28 May 2019

The Minister for Disabled People Justin Tomlinson has said that More than half of DLA claimants receiving its mobility component had the amount reduced or stopped on reassessment to PIP.

More than 1.1 million disabled people had been reassessed from DLA with a mobility component to PIP and that, of these, 52% had the amount either reduced or stopped, the Minister said in a reply to a House of Commons question on 23 May.

The following table below published by www.parliament.uk shows the number and proportion of DLA claimants who were in receipt of the DLA mobility component and whom on reassessment PIP received:

  • a reduced mobility element; or
  • a zero-mobility element at the first DWP decision.
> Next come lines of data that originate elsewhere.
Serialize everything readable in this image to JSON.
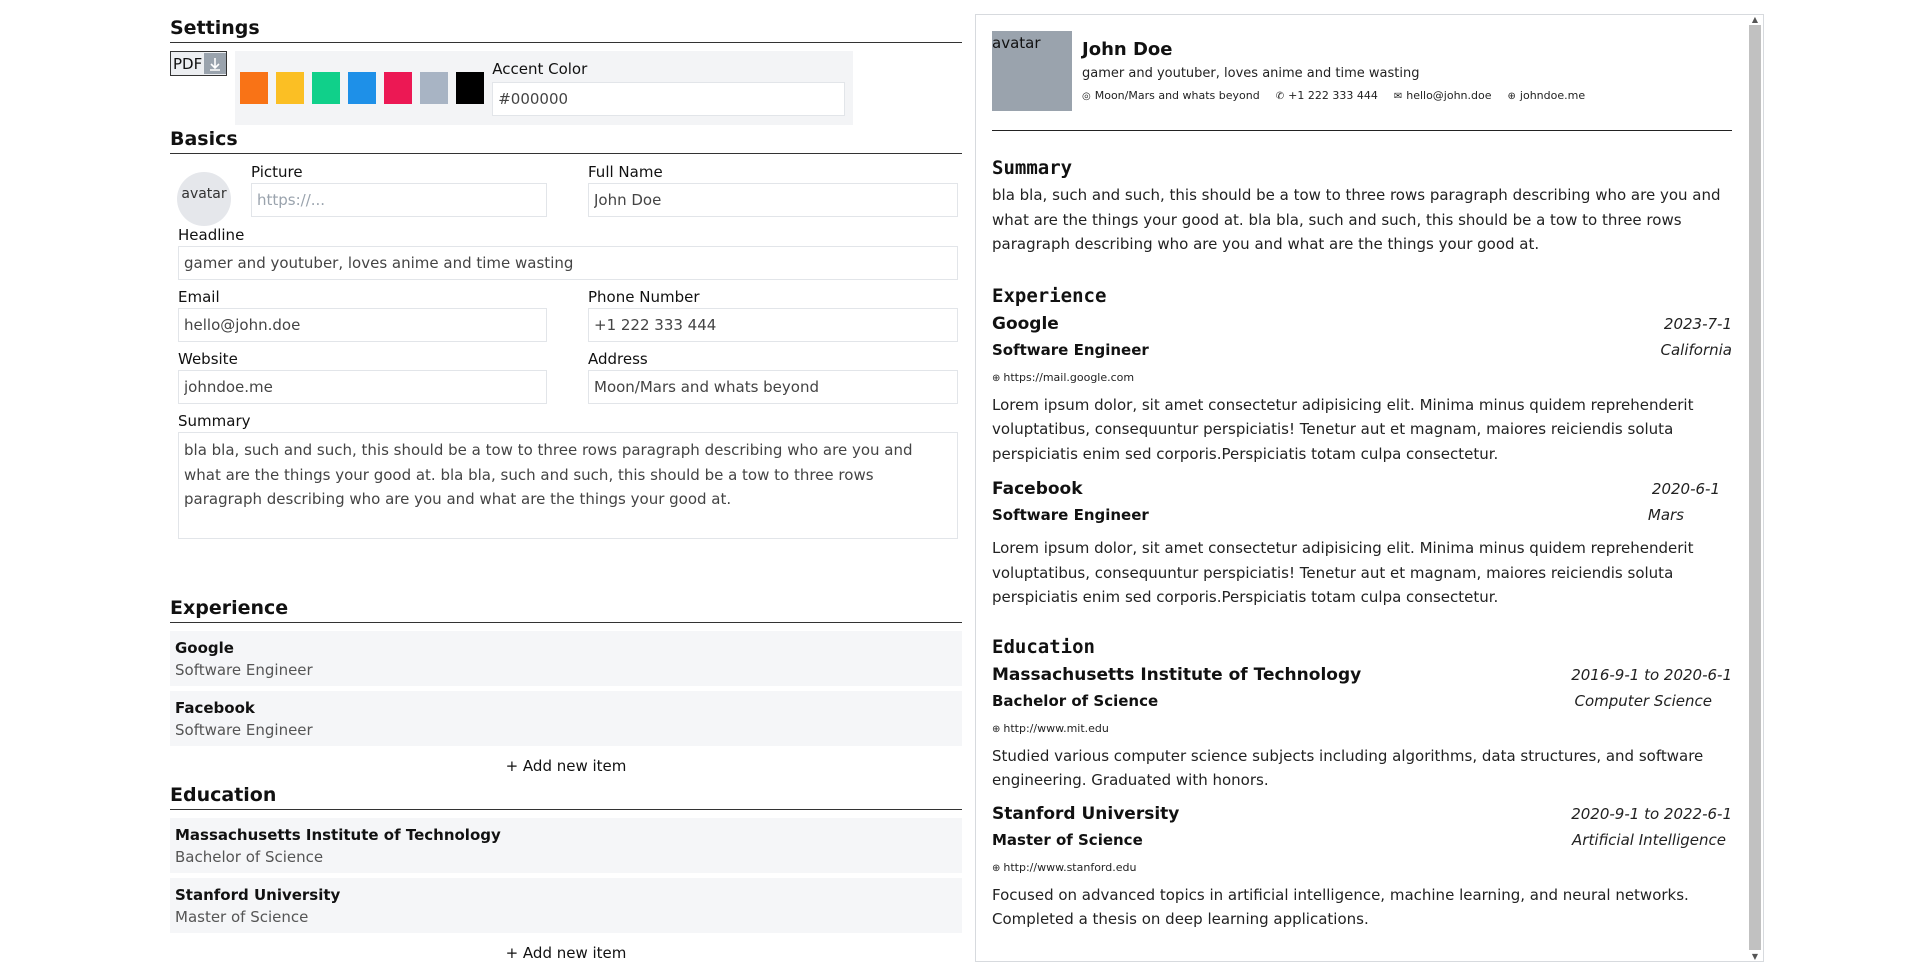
{
  "settings": {
    "title": "Settings",
    "pdf_label": "PDF",
    "pdf_icon": "download-icon",
    "accent_label": "Accent Color",
    "accent_value": "#000000",
    "swatches": [
      "#f97316",
      "#fbbf24",
      "#10d08a",
      "#1e90e8",
      "#ec1854",
      "#a8b4c4",
      "#000000"
    ]
  },
  "basics": {
    "title": "Basics",
    "avatar_alt": "avatar",
    "picture_label": "Picture",
    "picture_placeholder": "https://...",
    "fullname_label": "Full Name",
    "fullname_value": "John Doe",
    "headline_label": "Headline",
    "headline_value": "gamer and youtuber, loves anime and time wasting",
    "email_label": "Email",
    "email_value": "hello@john.doe",
    "phone_label": "Phone Number",
    "phone_value": "+1 222 333 444",
    "website_label": "Website",
    "website_value": "johndoe.me",
    "address_label": "Address",
    "address_value": "Moon/Mars and whats beyond",
    "summary_label": "Summary",
    "summary_value": "bla bla, such and such, this should be a tow to three rows paragraph describing who are you and what are the things your good at. bla bla, such and such, this should be a tow to three rows paragraph describing who are you and what are the things your good at."
  },
  "experience": {
    "title": "Experience",
    "items": [
      {
        "title": "Google",
        "subtitle": "Software Engineer"
      },
      {
        "title": "Facebook",
        "subtitle": "Software Engineer"
      }
    ],
    "add_label": "+ Add new item"
  },
  "education": {
    "title": "Education",
    "items": [
      {
        "title": "Massachusetts Institute of Technology",
        "subtitle": "Bachelor of Science"
      },
      {
        "title": "Stanford University",
        "subtitle": "Master of Science"
      }
    ],
    "add_label": "+ Add new item"
  },
  "preview": {
    "avatar_alt": "avatar",
    "name": "John Doe",
    "headline": "gamer and youtuber, loves anime and time wasting",
    "address": "Moon/Mars and whats beyond",
    "phone": "+1 222 333 444",
    "email": "hello@john.doe",
    "website": "johndoe.me",
    "summary_title": "Summary",
    "summary": "bla bla, such and such, this should be a tow to three rows paragraph describing who are you and what are the things your good at. bla bla, such and such, this should be a tow to three rows paragraph describing who are you and what are the things your good at.",
    "experience_title": "Experience",
    "experience": [
      {
        "org": "Google",
        "date": "2023-7-1",
        "role": "Software Engineer",
        "location": "California",
        "url": "https://mail.google.com",
        "desc": "Lorem ipsum dolor, sit amet consectetur adipisicing elit. Minima minus quidem reprehenderit voluptatibus, consequuntur perspiciatis! Tenetur aut et magnam, maiores reiciendis soluta perspiciatis enim sed corporis.Perspiciatis totam culpa consectetur."
      },
      {
        "org": "Facebook",
        "date": "2020-6-1",
        "role": "Software Engineer",
        "location": "Mars",
        "desc": "Lorem ipsum dolor, sit amet consectetur adipisicing elit. Minima minus quidem reprehenderit voluptatibus, consequuntur perspiciatis! Tenetur aut et magnam, maiores reiciendis soluta perspiciatis enim sed corporis.Perspiciatis totam culpa consectetur."
      }
    ],
    "education_title": "Education",
    "education": [
      {
        "org": "Massachusetts Institute of Technology",
        "date": "2016-9-1 to 2020-6-1",
        "degree": "Bachelor of Science",
        "field": "Computer Science",
        "url": "http://www.mit.edu",
        "desc": "Studied various computer science subjects including algorithms, data structures, and software engineering. Graduated with honors."
      },
      {
        "org": "Stanford University",
        "date": "2020-9-1 to 2022-6-1",
        "degree": "Master of Science",
        "field": "Artificial Intelligence",
        "url": "http://www.stanford.edu",
        "desc": "Focused on advanced topics in artificial intelligence, machine learning, and neural networks. Completed a thesis on deep learning applications."
      }
    ]
  }
}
Mobility award under PIP compared to mobility award under DLA for those who were in receipt of the mobility component on DLA
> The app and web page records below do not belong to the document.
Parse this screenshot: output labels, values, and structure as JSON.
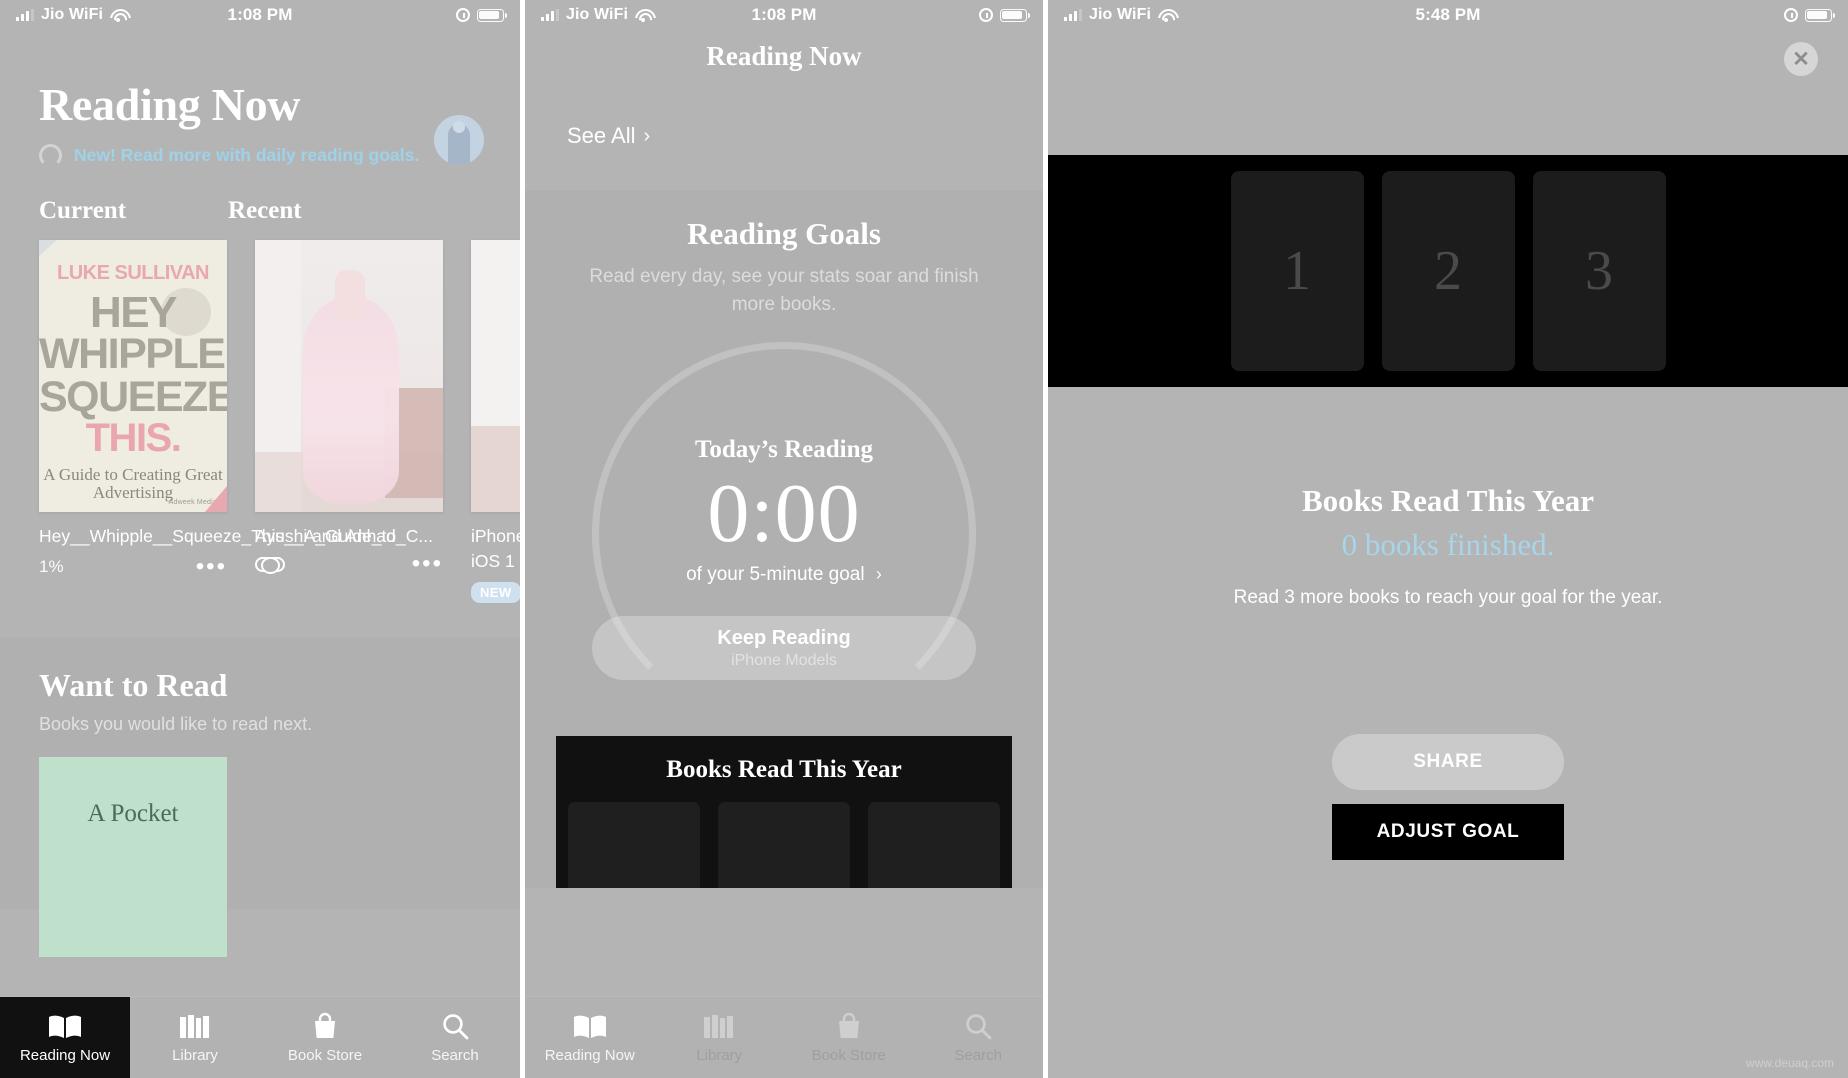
{
  "panel1": {
    "status": {
      "carrier": "Jio WiFi",
      "time": "1:08 PM"
    },
    "title": "Reading Now",
    "promo": "New! Read more with daily reading goals.",
    "sections": [
      {
        "heading": "Current"
      },
      {
        "heading": "Recent"
      }
    ],
    "books": [
      {
        "title": "Hey__Whipple__Squeeze_This__A_Guide_to_C...",
        "progress": "1%",
        "cover": {
          "author": "LUKE SULLIVAN",
          "line1": "HEY",
          "line2": "WHIPPLE,",
          "line3": "SQUEEZE",
          "line4": "THIS.",
          "subtitle": "A Guide to Creating Great Advertising",
          "publisher": "Adweek Media"
        }
      },
      {
        "title": "Ayushi and Anhad",
        "progress": ""
      },
      {
        "title": "iPhone",
        "title2": "iOS 1",
        "badge": "NEW"
      }
    ],
    "want_to_read": {
      "heading": "Want to Read",
      "subtitle": "Books you would like to read next.",
      "cover_text": "A Pocket"
    },
    "tabs": [
      {
        "label": "Reading Now",
        "icon": "book-icon"
      },
      {
        "label": "Library",
        "icon": "library-icon"
      },
      {
        "label": "Book Store",
        "icon": "bag-icon"
      },
      {
        "label": "Search",
        "icon": "search-icon"
      }
    ]
  },
  "panel2": {
    "status": {
      "carrier": "Jio WiFi",
      "time": "1:08 PM"
    },
    "nav_title": "Reading Now",
    "see_all": "See All",
    "goals": {
      "title": "Reading Goals",
      "subtitle": "Read every day, see your stats soar and finish more books.",
      "today_label": "Today’s Reading",
      "time": "0:00",
      "goal_text": "of your 5-minute goal"
    },
    "keep_reading": {
      "primary": "Keep Reading",
      "secondary": "iPhone Models"
    },
    "books_read_card": {
      "title": "Books Read This Year"
    },
    "tabs": [
      {
        "label": "Reading Now",
        "icon": "book-icon"
      },
      {
        "label": "Library",
        "icon": "library-icon"
      },
      {
        "label": "Book Store",
        "icon": "bag-icon"
      },
      {
        "label": "Search",
        "icon": "search-icon"
      }
    ]
  },
  "panel3": {
    "status": {
      "carrier": "Jio WiFi",
      "time": "5:48 PM"
    },
    "close_icon": "close-icon",
    "slots": [
      "1",
      "2",
      "3"
    ],
    "heading": "Books Read This Year",
    "count_line": "0 books finished.",
    "note": "Read 3 more books to reach your goal for the year.",
    "share_label": "SHARE",
    "adjust_label": "ADJUST GOAL"
  },
  "watermark": "www.deuaq.com",
  "colors": {
    "accent_blue": "#9fd2e8",
    "panel_bg": "#b4b4b4",
    "card_black": "#111111"
  }
}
(a) Reduced Mobility

144,350 (13%)

(b) Mobility stopped

430,730 (39%)

(c) Mobility the same

407,290 (37%)

(d) Increased mobility

128,410 (12%)
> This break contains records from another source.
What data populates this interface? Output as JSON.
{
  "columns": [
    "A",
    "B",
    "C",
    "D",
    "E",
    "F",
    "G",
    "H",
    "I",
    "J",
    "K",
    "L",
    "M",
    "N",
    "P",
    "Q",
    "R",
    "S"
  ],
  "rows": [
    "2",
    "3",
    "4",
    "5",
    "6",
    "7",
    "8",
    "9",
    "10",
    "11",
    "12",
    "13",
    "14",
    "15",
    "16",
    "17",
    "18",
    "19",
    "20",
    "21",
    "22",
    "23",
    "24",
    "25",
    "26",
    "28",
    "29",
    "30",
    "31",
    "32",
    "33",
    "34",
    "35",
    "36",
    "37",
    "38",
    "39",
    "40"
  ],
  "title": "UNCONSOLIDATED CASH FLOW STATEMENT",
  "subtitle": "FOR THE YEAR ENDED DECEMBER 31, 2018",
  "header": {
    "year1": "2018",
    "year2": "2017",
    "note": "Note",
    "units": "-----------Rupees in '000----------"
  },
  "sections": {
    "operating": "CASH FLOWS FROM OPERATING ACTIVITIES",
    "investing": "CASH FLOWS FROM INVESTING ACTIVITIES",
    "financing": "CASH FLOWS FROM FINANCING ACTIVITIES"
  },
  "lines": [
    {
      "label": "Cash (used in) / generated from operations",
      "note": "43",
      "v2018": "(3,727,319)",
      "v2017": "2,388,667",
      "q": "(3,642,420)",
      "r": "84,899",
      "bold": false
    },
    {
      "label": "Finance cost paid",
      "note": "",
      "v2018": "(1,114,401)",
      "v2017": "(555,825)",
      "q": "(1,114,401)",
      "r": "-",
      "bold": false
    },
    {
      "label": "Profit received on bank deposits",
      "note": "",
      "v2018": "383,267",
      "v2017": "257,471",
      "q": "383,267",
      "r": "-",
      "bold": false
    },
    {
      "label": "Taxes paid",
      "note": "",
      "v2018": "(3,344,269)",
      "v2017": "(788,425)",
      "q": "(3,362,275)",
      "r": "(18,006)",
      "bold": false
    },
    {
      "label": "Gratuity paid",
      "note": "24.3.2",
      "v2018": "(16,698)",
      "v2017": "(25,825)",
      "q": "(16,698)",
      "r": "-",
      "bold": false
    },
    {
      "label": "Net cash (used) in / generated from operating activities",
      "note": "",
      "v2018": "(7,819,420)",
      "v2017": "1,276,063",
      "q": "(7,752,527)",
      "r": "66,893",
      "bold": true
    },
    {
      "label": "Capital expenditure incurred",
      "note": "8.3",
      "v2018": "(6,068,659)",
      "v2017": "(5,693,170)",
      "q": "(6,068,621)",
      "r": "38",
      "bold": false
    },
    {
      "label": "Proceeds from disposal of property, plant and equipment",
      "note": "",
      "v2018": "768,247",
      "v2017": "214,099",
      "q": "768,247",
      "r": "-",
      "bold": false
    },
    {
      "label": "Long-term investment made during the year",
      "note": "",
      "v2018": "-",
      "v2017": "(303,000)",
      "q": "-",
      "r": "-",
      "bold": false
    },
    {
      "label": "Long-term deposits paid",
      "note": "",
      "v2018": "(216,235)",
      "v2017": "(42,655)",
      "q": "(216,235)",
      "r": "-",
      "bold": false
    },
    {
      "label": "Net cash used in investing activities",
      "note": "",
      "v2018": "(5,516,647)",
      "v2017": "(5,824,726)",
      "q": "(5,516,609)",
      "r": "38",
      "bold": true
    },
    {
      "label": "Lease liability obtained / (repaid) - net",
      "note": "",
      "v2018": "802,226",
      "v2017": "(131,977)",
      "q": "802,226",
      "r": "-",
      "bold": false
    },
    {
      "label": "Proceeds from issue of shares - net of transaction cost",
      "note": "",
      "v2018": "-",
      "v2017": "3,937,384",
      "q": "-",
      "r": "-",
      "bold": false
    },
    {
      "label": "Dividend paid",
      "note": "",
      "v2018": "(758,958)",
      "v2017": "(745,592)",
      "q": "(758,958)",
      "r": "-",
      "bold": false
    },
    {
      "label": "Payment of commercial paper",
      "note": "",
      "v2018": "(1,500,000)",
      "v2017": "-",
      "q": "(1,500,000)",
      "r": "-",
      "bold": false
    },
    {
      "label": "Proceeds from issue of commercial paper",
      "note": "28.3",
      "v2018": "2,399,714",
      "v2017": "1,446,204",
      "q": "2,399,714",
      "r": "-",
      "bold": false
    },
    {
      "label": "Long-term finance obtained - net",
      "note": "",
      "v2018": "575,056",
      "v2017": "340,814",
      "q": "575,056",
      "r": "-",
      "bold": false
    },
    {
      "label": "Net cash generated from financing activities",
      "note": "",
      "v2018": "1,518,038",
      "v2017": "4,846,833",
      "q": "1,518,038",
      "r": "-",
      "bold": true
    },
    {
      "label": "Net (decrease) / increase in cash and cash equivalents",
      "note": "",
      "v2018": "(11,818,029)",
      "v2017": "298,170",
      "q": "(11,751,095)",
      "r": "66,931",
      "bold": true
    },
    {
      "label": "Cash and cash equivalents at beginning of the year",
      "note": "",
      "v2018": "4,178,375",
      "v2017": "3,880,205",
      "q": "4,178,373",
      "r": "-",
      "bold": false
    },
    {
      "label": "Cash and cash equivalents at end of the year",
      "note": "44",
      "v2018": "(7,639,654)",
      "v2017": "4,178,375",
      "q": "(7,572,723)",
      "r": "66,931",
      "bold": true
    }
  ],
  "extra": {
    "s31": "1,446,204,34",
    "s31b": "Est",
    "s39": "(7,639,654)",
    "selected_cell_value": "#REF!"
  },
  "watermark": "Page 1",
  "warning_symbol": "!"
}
Total number who were in receipt of DLA mobility


The figures also show that only 12% of DLA claimants were ‘better off’ in terms of their mobility award on moving to PIP.

The above figures are before any mandatory reconsideration, appeal or award review.

The new figures given by theMinister show almost the same loss of mobility entitlement to the FoI response DR UK obtained in 2017 and in a similar 2018 FOI response.

DR UK's Welfare Rights and Policty Adviser  Ken Butler said:

“While the DWP does publish some PIP statistics it does not publish information that shows the actual effect of PIP 20 metre rule.

It should not take a concerned MP to ask a parliamentary question for this information to be made public."

He added:

"The rule that confines higher PIP mobility awards only to those who can walk up to 20 metres must be scrapped.

Instead, those awards must, as with DLA, include those disabled people who can only walk up to 50 metres who are likely to have exactly the same extra costs.

The effect of reducing or removing disabled people's mobility awards - on their independence, health or employment - has never been researched by the DWP. After 5 years of PIP its more than about time that it was.”

The Minister's answer is available @ www.parliament.uk.